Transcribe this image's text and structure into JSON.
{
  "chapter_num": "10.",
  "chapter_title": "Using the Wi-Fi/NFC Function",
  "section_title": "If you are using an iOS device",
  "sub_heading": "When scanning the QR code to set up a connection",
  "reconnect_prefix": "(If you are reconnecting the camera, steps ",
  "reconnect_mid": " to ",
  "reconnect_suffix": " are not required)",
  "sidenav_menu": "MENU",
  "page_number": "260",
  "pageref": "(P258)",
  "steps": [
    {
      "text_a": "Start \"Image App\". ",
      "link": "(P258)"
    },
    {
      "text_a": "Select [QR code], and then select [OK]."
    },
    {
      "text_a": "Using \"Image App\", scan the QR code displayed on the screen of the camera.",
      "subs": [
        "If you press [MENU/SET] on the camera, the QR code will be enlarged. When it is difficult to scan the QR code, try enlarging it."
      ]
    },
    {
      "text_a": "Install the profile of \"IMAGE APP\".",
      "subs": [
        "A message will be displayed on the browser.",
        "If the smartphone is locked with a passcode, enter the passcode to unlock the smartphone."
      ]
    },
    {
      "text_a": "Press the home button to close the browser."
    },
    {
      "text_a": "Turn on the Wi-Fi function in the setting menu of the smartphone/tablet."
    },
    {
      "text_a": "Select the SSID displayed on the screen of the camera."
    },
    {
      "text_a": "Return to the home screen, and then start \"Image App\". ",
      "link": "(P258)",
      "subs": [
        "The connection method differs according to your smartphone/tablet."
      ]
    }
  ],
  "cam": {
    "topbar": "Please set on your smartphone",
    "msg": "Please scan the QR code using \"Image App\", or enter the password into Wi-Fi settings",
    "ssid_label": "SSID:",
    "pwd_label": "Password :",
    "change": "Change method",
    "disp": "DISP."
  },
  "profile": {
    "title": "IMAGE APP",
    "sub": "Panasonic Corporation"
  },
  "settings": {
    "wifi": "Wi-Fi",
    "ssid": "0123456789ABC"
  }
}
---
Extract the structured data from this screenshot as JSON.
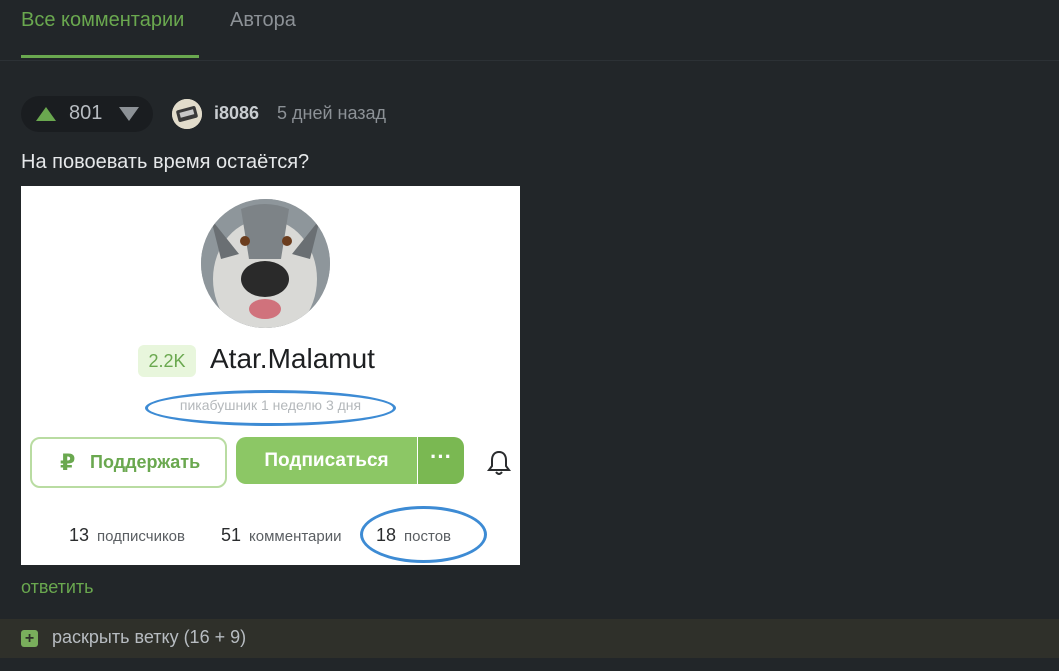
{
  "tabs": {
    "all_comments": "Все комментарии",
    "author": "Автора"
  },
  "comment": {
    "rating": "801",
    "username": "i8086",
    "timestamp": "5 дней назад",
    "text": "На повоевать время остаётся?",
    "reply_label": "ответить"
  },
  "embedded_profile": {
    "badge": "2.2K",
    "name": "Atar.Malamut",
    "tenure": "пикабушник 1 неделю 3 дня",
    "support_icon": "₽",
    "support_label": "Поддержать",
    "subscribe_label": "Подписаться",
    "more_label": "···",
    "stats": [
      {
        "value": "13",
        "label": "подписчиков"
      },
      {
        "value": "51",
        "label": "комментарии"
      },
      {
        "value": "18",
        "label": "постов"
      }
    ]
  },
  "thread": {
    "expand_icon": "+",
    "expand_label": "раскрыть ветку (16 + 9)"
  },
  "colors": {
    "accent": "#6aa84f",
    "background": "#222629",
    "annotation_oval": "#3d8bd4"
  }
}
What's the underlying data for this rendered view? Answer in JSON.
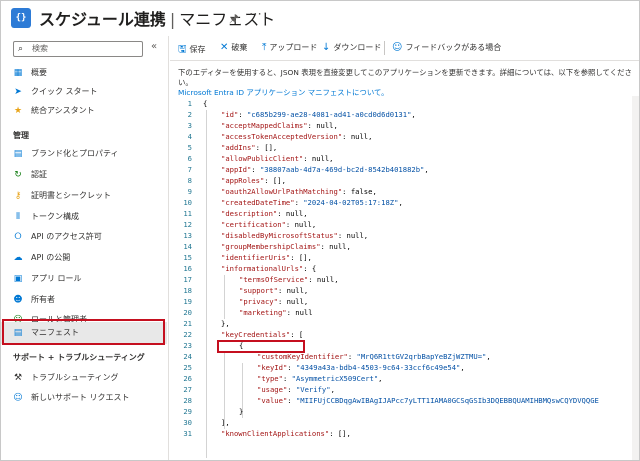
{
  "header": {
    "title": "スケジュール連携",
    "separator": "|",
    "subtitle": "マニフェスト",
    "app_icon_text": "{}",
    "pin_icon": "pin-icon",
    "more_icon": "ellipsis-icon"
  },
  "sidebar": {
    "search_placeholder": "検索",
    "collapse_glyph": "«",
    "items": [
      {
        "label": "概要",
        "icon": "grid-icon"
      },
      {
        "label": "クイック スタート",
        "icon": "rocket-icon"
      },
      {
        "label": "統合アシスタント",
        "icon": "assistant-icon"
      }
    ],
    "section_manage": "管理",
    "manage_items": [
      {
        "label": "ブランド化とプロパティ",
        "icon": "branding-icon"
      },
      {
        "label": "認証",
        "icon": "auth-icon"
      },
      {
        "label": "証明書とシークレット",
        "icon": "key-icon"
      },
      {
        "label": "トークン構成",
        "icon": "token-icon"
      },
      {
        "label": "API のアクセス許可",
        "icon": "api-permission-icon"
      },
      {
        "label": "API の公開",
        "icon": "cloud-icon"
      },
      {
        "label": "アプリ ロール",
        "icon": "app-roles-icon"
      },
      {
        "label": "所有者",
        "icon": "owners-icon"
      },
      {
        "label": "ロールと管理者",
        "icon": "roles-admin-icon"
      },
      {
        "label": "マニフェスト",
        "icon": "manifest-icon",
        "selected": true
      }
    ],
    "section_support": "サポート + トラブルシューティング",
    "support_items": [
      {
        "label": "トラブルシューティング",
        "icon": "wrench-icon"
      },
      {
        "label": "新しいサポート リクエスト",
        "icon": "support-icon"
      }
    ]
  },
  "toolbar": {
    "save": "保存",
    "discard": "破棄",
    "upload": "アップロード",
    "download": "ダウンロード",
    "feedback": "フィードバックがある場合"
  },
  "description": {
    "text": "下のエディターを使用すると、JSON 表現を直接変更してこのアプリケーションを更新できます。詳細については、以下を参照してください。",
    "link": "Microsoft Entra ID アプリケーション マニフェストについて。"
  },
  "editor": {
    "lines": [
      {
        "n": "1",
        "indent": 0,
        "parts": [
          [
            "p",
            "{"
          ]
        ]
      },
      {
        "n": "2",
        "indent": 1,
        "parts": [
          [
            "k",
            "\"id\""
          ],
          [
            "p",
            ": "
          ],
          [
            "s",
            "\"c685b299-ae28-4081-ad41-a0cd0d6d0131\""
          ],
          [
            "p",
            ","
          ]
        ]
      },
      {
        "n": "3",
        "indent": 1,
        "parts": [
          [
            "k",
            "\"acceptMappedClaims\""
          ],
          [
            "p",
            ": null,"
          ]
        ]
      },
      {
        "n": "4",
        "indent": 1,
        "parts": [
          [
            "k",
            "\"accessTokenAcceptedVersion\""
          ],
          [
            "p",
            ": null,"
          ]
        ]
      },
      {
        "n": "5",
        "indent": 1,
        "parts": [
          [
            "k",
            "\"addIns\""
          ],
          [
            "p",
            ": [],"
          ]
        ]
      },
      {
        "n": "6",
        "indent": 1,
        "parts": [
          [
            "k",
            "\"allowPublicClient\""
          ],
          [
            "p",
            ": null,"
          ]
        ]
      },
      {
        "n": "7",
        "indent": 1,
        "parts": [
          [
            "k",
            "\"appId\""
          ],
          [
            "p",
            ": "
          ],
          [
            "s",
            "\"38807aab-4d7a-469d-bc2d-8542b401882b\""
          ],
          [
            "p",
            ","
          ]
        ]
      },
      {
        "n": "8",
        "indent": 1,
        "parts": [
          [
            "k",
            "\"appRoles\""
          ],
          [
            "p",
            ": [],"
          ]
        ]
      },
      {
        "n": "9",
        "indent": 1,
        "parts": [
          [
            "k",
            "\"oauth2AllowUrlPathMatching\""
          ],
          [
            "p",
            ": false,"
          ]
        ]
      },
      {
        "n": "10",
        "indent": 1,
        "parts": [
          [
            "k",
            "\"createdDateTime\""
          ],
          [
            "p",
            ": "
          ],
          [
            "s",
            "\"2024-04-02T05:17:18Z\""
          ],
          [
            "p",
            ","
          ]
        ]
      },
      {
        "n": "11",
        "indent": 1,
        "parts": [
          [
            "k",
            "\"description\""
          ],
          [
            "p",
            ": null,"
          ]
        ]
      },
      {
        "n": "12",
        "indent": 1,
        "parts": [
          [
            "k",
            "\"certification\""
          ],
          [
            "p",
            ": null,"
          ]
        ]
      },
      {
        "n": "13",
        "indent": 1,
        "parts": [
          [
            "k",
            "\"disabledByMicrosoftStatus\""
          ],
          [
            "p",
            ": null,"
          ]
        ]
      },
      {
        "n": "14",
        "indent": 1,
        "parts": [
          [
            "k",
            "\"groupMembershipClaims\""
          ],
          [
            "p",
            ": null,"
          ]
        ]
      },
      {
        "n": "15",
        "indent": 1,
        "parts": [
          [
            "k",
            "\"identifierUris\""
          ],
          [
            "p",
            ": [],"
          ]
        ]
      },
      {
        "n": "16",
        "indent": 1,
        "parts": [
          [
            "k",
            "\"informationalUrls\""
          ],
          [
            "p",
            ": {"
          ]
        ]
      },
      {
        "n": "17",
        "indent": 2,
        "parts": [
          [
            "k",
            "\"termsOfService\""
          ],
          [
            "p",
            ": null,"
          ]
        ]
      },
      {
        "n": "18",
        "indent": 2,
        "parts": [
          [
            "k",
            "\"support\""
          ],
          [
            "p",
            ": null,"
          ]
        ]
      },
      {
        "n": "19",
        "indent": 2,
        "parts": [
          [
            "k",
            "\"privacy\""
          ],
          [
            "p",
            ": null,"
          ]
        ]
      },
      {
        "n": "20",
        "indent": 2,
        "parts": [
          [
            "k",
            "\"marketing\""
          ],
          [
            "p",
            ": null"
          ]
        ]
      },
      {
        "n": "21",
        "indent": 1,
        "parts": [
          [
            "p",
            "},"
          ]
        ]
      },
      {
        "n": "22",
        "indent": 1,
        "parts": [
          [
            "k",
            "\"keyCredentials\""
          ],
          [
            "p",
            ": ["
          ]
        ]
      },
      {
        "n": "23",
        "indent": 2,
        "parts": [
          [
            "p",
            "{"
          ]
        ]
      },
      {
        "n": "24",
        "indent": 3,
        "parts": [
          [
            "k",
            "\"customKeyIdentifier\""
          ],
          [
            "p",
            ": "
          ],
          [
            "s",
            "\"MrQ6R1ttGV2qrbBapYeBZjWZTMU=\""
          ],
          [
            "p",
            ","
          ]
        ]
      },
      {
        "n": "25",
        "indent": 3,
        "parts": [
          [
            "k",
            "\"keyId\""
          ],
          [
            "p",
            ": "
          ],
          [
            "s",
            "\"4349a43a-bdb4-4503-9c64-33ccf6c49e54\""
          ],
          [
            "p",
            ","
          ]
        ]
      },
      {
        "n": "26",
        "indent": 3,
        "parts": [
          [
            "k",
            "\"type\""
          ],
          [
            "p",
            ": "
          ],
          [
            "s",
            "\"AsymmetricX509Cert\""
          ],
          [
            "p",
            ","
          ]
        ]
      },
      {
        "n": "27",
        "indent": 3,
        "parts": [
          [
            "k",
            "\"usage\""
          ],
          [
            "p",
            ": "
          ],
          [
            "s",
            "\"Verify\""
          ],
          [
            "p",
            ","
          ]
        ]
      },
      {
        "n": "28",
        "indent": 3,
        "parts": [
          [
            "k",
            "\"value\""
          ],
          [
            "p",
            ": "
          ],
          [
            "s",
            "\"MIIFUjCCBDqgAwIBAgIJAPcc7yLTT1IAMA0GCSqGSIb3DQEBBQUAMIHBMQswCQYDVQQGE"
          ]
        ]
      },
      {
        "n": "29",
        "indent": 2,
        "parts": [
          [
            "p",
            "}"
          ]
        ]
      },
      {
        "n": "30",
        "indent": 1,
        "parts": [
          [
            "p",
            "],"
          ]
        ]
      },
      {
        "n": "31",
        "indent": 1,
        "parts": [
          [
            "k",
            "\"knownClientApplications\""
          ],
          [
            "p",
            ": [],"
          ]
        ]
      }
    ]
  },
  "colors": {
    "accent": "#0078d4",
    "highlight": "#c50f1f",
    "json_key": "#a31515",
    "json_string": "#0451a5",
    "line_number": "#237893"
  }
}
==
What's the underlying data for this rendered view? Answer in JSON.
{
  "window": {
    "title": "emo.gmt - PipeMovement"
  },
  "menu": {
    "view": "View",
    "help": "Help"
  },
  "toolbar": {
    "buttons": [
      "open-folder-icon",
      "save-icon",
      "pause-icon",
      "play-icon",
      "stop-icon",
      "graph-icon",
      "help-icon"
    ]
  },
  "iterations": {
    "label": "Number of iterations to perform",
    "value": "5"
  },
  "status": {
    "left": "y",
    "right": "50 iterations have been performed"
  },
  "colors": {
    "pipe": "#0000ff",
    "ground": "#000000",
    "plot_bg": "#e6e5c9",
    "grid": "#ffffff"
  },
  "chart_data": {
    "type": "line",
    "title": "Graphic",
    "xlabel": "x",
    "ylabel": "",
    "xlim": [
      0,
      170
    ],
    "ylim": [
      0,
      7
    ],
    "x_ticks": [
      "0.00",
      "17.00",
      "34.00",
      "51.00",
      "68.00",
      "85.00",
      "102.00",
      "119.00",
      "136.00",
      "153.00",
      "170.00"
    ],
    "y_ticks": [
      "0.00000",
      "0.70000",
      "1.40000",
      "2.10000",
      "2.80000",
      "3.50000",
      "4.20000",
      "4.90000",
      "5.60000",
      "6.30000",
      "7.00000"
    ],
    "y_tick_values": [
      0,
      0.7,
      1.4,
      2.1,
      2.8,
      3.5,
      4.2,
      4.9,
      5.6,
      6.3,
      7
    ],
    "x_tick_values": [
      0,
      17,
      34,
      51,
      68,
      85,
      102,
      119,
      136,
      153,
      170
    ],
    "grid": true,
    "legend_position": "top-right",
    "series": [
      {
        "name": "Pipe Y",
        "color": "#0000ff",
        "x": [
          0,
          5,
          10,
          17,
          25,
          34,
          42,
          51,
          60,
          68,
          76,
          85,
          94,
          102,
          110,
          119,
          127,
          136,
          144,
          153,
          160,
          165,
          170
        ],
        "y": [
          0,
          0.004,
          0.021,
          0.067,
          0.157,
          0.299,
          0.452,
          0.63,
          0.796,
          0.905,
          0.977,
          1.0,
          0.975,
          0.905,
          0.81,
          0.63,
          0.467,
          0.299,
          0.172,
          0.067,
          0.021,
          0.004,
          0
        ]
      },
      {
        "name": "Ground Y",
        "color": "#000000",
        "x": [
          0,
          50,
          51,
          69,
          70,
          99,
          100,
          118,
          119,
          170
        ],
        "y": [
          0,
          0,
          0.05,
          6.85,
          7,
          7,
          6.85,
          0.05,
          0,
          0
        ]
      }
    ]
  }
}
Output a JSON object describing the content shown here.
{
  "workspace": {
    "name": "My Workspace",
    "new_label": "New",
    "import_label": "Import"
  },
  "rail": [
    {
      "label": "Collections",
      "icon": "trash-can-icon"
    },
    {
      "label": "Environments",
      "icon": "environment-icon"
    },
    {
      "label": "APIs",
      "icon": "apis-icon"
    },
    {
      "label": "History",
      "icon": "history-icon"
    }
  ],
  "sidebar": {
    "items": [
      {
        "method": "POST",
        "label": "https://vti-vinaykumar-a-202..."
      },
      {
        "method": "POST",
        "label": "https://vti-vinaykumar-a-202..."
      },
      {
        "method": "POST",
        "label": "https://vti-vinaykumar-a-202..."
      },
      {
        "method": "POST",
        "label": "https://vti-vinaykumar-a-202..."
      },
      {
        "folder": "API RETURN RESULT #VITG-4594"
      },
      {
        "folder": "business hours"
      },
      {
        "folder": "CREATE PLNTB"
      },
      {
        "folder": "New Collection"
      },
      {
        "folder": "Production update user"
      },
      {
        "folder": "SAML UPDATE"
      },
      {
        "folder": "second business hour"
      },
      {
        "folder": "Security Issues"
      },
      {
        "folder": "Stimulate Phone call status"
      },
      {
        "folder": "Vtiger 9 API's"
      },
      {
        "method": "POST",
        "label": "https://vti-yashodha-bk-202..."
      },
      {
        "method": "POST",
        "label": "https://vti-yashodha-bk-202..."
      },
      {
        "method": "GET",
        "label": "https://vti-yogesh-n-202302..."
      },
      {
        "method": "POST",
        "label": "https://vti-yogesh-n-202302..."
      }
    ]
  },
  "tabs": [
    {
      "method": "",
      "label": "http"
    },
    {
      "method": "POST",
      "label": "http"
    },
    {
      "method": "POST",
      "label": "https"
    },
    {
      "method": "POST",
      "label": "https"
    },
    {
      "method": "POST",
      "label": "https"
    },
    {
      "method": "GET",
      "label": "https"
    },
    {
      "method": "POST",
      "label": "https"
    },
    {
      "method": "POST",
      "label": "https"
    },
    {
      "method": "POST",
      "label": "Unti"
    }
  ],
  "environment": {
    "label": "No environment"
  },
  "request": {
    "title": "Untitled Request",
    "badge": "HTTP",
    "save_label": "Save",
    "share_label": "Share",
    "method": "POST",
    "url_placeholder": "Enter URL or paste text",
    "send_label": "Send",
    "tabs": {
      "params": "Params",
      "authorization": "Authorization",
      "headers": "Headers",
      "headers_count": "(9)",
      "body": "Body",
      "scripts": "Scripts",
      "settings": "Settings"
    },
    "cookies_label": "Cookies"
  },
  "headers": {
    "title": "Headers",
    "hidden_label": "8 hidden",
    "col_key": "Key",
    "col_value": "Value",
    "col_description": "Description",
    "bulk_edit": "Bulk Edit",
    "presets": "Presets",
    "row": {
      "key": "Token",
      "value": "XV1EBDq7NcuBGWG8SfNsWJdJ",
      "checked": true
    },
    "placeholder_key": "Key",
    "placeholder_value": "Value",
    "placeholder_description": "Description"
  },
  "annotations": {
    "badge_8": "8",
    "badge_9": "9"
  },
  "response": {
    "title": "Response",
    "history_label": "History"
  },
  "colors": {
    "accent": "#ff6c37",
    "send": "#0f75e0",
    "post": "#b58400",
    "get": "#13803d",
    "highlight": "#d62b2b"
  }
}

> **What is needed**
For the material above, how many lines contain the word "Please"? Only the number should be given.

> **Output below**
2